Information given below:
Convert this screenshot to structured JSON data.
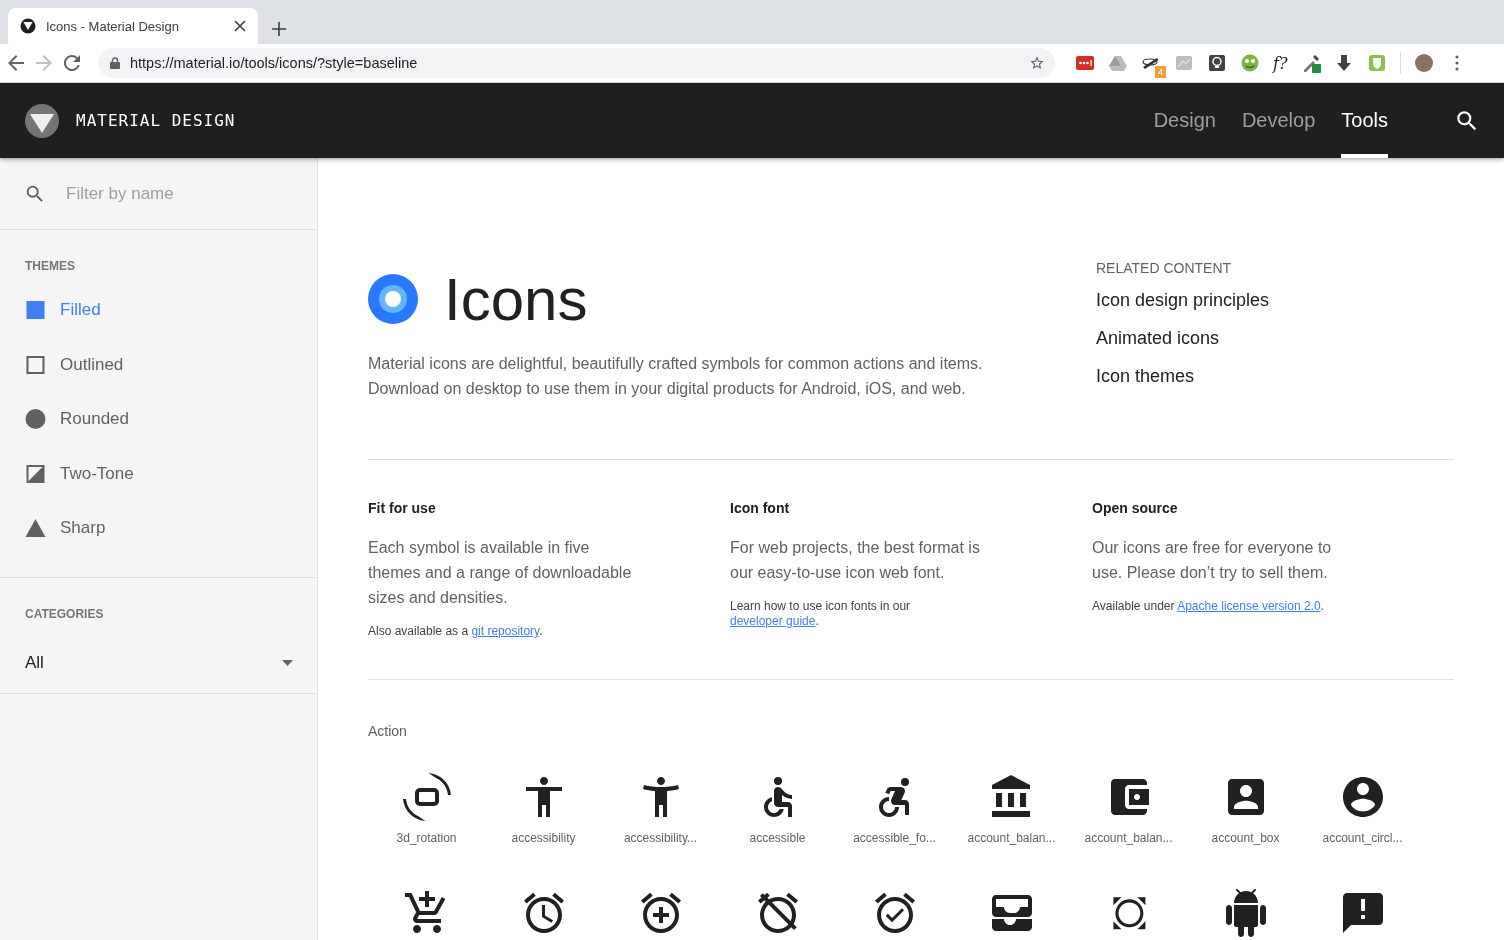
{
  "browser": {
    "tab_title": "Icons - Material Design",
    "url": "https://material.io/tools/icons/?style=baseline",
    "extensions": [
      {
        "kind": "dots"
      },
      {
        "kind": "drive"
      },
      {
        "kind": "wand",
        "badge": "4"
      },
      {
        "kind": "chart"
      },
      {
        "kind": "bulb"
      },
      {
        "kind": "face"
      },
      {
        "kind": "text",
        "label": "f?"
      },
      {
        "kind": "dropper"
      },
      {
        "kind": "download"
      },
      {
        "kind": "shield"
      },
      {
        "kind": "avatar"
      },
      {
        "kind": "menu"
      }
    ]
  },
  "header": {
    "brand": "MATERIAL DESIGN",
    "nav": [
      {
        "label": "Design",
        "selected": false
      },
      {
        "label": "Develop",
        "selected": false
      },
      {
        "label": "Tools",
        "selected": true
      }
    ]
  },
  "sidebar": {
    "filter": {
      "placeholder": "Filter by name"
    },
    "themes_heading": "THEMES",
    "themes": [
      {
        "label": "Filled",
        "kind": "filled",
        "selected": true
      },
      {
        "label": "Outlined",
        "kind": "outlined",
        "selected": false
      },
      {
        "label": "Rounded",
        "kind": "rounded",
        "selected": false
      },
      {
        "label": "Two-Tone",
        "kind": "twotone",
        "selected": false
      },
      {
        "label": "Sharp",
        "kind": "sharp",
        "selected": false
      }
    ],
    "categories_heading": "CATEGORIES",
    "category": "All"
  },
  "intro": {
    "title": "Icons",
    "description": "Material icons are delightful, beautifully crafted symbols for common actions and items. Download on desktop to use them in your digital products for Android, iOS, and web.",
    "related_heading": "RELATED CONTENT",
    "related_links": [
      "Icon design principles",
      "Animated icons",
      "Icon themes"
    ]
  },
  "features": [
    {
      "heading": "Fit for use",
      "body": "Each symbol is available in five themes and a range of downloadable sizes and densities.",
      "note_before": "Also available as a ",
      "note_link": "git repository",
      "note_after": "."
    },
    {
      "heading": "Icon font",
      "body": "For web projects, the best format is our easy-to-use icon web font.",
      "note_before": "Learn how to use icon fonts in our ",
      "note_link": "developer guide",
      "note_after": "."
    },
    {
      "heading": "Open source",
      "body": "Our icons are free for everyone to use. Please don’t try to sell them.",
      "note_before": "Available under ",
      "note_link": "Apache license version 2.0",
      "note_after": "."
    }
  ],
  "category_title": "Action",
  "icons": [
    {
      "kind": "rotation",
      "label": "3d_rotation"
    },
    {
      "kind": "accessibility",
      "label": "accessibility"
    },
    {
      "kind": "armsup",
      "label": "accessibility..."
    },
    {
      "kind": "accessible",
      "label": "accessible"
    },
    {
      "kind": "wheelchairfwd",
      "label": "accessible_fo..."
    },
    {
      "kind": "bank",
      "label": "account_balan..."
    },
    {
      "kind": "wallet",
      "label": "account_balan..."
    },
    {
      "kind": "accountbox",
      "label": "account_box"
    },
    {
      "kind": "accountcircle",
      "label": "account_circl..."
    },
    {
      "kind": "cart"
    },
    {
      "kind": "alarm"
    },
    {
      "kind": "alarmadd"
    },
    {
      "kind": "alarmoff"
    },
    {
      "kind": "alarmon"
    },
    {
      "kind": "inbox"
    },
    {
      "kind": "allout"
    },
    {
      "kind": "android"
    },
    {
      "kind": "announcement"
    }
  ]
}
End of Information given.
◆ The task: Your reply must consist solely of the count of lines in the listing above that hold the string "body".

◆ Result of the task: 3